PGA Tour commissioner Jay Monahan tells Golf Channel that talks are in the works with LPGA commissioner Mike Whan to stage a similar women’s event jointly with the men’s in the future
“You could see men and women here at the Tournament of Champions,” Monahan told Golf Channel’s Rich Lerner.
“That is something we are thinking about and talking to Mike and the LPGA about. We would like to see that happen. We have some interest from sponsors.” Monahan didn’t give specifics on how the joint event would be presented.
Back in March, the PGA Tour and LPGA announced a “strategic alliance agreement” where the tours would work together coordinating schedules, including trying to come up with joint events. The tours said the alliance would include joint marketing and domestic television and media strategies.
“We have been partners with the LPGA for a long time, so when we made the announcement it really wasn’t anything new,” Monahan told Lerner. “It’s just more formalized.”
Women’s Golf Day returns in June
Women’s Golf Day, celebrated nationally, is scheduled for June 6. Last year 20 Northern California courses participated.
Women’s Golf Day “is a four-hour experience happening globally where women and girls can experience golf for the first time or where current players and play and engage with women interested in golf,” according to a press release for the event.
The special day will be held at public and private courses, golf stores, driving ranges and even miniature golf courses.
Participants will have the option of two hours of golfing, which can be in the form of lessons or nine holes of play as well as an hour on the driving range and an hour of chipping and putting.
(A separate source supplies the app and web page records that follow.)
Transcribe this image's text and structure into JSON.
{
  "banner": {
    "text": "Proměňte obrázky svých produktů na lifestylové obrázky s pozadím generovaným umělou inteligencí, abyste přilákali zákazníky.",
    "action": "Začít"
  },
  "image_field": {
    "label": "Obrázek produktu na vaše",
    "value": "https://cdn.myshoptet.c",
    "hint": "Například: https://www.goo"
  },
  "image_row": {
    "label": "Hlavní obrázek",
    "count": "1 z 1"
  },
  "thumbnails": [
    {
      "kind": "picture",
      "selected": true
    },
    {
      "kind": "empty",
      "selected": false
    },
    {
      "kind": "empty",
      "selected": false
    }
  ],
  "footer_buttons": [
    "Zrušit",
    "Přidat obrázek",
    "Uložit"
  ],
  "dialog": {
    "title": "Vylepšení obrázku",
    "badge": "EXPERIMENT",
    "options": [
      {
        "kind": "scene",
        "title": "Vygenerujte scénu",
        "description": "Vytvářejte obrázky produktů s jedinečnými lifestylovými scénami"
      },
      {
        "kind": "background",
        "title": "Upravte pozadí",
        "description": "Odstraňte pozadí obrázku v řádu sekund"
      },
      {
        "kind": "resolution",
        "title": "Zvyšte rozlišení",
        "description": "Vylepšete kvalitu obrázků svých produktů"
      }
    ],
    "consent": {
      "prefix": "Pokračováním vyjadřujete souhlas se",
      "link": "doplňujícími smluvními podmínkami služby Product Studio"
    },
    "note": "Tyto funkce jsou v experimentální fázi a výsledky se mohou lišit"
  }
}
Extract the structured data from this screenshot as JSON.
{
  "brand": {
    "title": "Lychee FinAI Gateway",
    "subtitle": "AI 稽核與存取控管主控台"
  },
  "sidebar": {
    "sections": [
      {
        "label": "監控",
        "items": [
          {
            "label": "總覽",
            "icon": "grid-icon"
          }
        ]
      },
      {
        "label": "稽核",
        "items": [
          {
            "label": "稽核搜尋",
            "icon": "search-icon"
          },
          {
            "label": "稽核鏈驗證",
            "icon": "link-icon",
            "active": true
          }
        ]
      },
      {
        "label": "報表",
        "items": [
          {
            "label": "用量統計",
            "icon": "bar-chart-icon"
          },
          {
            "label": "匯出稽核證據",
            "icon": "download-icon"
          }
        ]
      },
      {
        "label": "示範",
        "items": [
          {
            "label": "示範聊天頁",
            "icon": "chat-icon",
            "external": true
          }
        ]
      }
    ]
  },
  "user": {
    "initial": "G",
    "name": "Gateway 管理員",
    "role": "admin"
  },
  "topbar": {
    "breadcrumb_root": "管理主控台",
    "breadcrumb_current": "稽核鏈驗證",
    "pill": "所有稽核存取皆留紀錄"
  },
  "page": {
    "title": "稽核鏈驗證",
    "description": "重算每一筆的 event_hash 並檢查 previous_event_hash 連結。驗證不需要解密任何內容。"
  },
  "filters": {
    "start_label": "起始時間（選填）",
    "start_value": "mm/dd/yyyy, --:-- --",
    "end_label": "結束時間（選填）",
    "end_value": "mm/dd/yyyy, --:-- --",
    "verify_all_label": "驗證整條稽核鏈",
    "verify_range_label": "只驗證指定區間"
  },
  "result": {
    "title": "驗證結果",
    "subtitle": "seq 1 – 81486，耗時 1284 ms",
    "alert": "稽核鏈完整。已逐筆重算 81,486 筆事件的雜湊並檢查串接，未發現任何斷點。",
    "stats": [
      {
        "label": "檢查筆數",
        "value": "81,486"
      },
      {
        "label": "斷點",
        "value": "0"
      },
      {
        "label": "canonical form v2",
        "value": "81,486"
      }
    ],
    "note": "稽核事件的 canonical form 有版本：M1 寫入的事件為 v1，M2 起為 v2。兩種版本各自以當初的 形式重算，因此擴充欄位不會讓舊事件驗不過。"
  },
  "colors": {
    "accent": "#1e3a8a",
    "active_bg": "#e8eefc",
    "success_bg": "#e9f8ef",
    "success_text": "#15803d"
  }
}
At some locations, there may be an additional two hours of “socializing.”
We will have additional details in the next GOLF 707, so stay tuned or ask your favorite course if they will be participating.
The Women’s Golf Day Team includes former Ursuline High golf standout Cheryl Lala, one of the best female golfers in local history.
Let’s hear from you . . .
This is our first GOLF 707 for 2017, and we plan on posting more columns this year than in 2016.
To make that work, we need your support – we are also eager to talk to potential advertisers — and your help in getting the word out to golfers. If you have a story idea, any kind of golf-related question, a compliment or a complaint about a local course or golf store or anything you’d like to contribute, please contact me at email@example.com
We’d like to get information on upcoming events at your course, including clinics and tournaments . . . anything. Also, let us know if you have any improvement projects planned for your course.
We want to make GOLF 707 a forum for you and a place you can find information on the game you love. Let me know your thoughts and tell your pro to send us pertinent information.
GOLF 707- Winter 17
By Bruce Meadows